### [Data records]
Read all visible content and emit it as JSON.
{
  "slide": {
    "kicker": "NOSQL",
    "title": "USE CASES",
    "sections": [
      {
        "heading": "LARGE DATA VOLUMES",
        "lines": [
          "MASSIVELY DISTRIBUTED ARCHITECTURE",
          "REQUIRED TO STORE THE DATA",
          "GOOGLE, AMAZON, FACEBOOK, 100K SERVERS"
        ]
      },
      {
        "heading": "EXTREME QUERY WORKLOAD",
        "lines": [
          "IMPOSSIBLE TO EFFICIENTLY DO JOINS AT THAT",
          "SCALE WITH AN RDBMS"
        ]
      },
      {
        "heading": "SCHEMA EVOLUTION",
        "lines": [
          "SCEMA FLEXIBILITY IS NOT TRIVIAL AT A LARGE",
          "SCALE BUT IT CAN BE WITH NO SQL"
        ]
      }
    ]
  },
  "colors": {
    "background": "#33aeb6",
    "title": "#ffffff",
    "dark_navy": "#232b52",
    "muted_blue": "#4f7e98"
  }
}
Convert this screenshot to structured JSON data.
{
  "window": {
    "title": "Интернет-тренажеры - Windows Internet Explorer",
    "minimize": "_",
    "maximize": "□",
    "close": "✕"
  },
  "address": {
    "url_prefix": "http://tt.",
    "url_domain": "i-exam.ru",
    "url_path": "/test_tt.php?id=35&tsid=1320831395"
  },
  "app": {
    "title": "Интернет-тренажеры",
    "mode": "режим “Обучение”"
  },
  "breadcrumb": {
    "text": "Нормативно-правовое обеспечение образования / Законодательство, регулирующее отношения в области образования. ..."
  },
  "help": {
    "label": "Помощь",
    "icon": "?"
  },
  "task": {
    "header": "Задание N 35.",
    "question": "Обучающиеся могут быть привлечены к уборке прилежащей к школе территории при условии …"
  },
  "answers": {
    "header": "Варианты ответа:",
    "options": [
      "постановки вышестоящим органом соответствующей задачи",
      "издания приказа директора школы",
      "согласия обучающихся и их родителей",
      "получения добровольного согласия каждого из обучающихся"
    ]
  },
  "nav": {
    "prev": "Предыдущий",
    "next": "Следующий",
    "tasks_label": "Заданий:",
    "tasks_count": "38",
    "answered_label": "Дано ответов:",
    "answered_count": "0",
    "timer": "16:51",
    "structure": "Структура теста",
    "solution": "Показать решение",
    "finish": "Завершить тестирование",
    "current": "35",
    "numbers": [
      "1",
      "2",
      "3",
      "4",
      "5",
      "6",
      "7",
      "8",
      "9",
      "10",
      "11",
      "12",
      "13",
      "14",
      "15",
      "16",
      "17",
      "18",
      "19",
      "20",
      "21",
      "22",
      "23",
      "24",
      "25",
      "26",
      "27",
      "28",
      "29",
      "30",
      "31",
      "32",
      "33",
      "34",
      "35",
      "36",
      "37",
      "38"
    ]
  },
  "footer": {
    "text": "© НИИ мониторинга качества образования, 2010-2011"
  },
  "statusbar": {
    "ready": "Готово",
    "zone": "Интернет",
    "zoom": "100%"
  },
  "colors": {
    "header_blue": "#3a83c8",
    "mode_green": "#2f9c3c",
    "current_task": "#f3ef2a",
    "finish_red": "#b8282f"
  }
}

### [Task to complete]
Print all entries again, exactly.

### [Response below]
Read all visible content and emit it as JSON.
{
  "slide": {
    "kicker": "NOSQL",
    "title": "USE CASES",
    "sections": [
      {
        "heading": "LARGE DATA VOLUMES",
        "lines": [
          "MASSIVELY DISTRIBUTED ARCHITECTURE",
          "REQUIRED TO STORE THE DATA",
          "GOOGLE, AMAZON, FACEBOOK, 100K SERVERS"
        ]
      },
      {
        "heading": "EXTREME QUERY WORKLOAD",
        "lines": [
          "IMPOSSIBLE TO EFFICIENTLY DO JOINS AT THAT",
          "SCALE WITH AN RDBMS"
        ]
      },
      {
        "heading": "SCHEMA EVOLUTION",
        "lines": [
          "SCEMA FLEXIBILITY IS NOT TRIVIAL AT A LARGE",
          "SCALE BUT IT CAN BE WITH NO SQL"
        ]
      }
    ]
  },
  "colors": {
    "background": "#33aeb6",
    "title": "#ffffff",
    "dark_navy": "#232b52",
    "muted_blue": "#4f7e98"
  }
}
Convert this screenshot to structured JSON data.
{
  "window": {
    "title": "Интернет-тренажеры - Windows Internet Explorer",
    "minimize": "_",
    "maximize": "□",
    "close": "✕"
  },
  "address": {
    "url_prefix": "http://tt.",
    "url_domain": "i-exam.ru",
    "url_path": "/test_tt.php?id=35&tsid=1320831395"
  },
  "app": {
    "title": "Интернет-тренажеры",
    "mode": "режим “Обучение”"
  },
  "breadcrumb": {
    "text": "Нормативно-правовое обеспечение образования / Законодательство, регулирующее отношения в области образования. ..."
  },
  "help": {
    "label": "Помощь",
    "icon": "?"
  },
  "task": {
    "header": "Задание N 35.",
    "question": "Обучающиеся могут быть привлечены к уборке прилежащей к школе территории при условии …"
  },
  "answers": {
    "header": "Варианты ответа:",
    "options": [
      "постановки вышестоящим органом соответствующей задачи",
      "издания приказа директора школы",
      "согласия обучающихся и их родителей",
      "получения добровольного согласия каждого из обучающихся"
    ]
  },
  "nav": {
    "prev": "Предыдущий",
    "next": "Следующий",
    "tasks_label": "Заданий:",
    "tasks_count": "38",
    "answered_label": "Дано ответов:",
    "answered_count": "0",
    "timer": "16:51",
    "structure": "Структура теста",
    "solution": "Показать решение",
    "finish": "Завершить тестирование",
    "current": "35",
    "numbers": [
      "1",
      "2",
      "3",
      "4",
      "5",
      "6",
      "7",
      "8",
      "9",
      "10",
      "11",
      "12",
      "13",
      "14",
      "15",
      "16",
      "17",
      "18",
      "19",
      "20",
      "21",
      "22",
      "23",
      "24",
      "25",
      "26",
      "27",
      "28",
      "29",
      "30",
      "31",
      "32",
      "33",
      "34",
      "35",
      "36",
      "37",
      "38"
    ]
  },
  "footer": {
    "text": "© НИИ мониторинга качества образования, 2010-2011"
  },
  "statusbar": {
    "ready": "Готово",
    "zone": "Интернет",
    "zoom": "100%"
  },
  "colors": {
    "header_blue": "#3a83c8",
    "mode_green": "#2f9c3c",
    "current_task": "#f3ef2a",
    "finish_red": "#b8282f"
  }
}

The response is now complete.